■ **Data excerpts**:
◇ ◇ ◇ ◇

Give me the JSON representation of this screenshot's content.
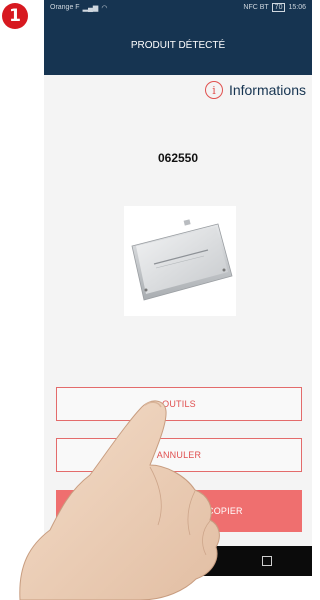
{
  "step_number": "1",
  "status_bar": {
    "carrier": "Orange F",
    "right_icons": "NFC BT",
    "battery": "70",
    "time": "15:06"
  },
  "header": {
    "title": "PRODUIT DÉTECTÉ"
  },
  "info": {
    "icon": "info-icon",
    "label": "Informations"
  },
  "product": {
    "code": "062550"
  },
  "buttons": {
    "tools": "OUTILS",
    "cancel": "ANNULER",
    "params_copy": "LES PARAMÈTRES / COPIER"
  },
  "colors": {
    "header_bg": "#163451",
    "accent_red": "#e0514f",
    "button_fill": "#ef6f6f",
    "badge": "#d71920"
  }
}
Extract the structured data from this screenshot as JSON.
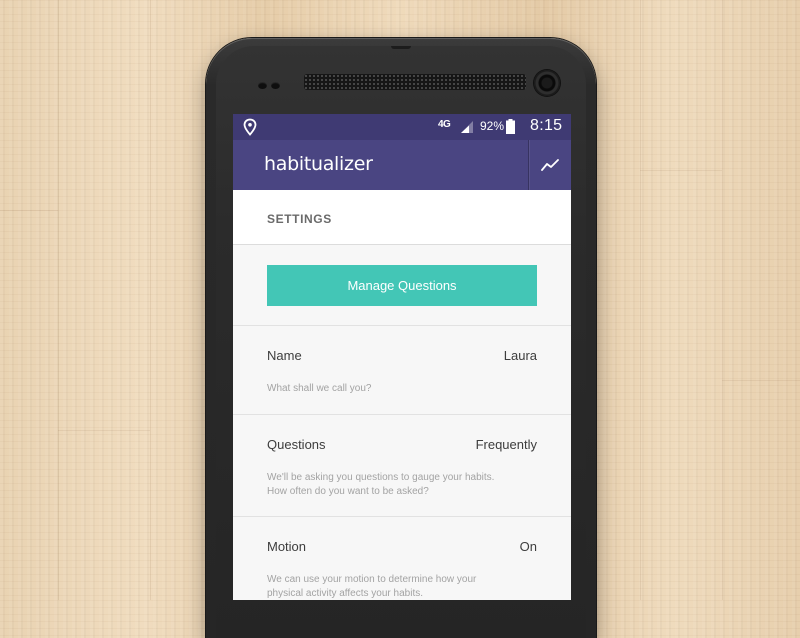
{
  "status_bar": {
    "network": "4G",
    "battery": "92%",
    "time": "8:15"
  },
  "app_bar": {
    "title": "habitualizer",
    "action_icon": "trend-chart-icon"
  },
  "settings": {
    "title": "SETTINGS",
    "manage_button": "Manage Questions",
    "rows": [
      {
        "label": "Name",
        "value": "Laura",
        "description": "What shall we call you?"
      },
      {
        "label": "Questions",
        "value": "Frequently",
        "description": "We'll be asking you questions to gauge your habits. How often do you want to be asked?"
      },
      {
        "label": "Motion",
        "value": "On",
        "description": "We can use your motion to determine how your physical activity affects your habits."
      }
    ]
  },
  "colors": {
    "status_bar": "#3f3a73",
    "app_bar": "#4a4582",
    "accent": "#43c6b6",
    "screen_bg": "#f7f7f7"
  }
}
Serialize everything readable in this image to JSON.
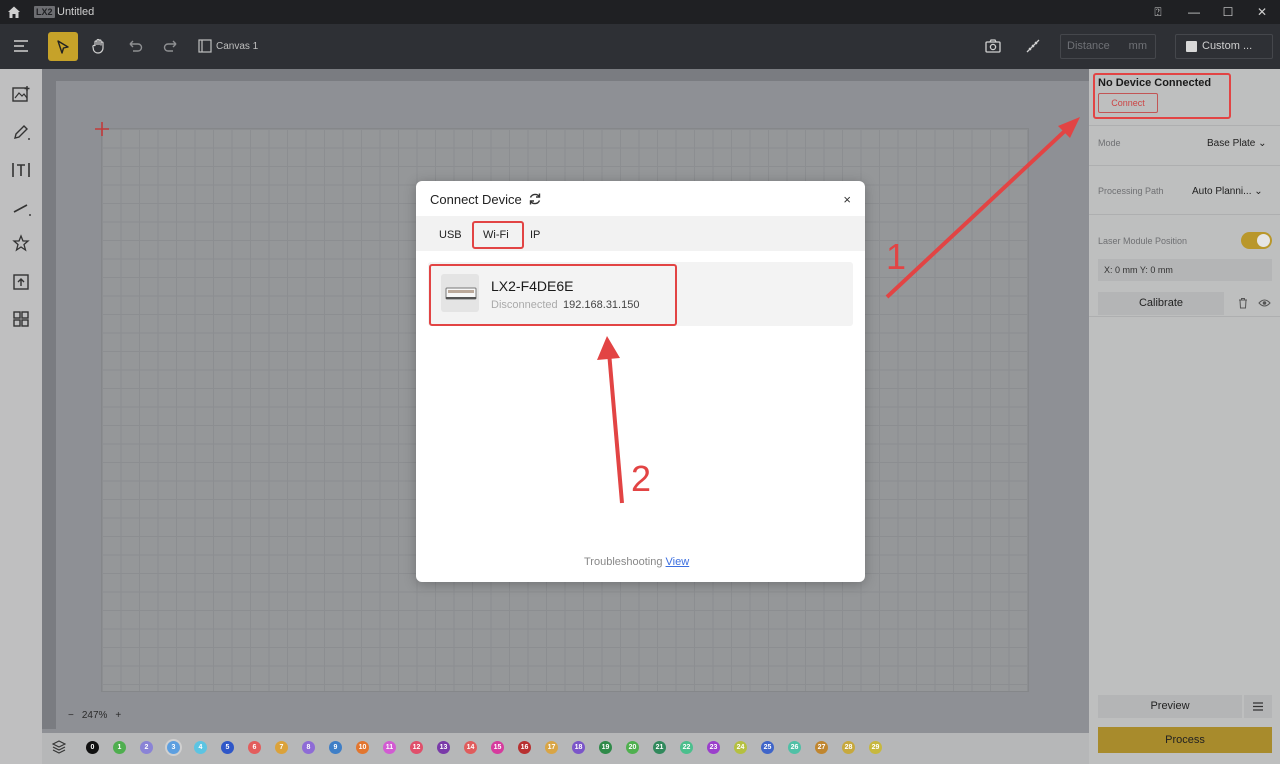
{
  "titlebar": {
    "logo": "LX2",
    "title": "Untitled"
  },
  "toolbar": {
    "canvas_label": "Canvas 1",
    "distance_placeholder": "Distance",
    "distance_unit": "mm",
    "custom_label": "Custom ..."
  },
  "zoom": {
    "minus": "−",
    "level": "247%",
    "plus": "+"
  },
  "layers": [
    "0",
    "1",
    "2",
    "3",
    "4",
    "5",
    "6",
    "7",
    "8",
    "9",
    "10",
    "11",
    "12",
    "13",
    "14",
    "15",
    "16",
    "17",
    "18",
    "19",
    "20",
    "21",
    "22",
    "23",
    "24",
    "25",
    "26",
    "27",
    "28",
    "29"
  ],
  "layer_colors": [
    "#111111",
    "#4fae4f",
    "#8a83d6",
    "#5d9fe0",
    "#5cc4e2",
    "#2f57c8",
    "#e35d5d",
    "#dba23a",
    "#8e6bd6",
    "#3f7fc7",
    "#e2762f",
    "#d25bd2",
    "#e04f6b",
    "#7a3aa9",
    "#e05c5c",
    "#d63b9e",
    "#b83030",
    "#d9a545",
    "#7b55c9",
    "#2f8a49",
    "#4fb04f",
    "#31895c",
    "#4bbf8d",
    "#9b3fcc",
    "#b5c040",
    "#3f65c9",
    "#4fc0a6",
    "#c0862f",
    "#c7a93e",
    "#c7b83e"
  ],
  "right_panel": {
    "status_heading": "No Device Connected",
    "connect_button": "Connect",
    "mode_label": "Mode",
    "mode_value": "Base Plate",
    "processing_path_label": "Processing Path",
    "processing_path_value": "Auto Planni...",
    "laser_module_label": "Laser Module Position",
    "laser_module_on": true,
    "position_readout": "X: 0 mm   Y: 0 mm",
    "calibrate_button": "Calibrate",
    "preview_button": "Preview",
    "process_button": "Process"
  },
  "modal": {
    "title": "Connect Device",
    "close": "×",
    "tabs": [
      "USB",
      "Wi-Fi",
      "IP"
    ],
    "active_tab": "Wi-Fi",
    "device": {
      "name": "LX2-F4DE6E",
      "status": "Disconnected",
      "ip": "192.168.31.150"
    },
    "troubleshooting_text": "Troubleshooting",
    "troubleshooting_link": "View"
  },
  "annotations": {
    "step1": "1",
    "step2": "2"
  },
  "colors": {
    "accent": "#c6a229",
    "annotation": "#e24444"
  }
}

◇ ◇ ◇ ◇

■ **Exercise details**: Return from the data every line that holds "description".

■ **Reply to the exercise**:
        "description": "What shall we call you?"
        "description": "We'll be asking you questions to gauge your habits. How often do you want to be asked?"
        "description": "We can use your motion to determine how your physical activity affects your habits."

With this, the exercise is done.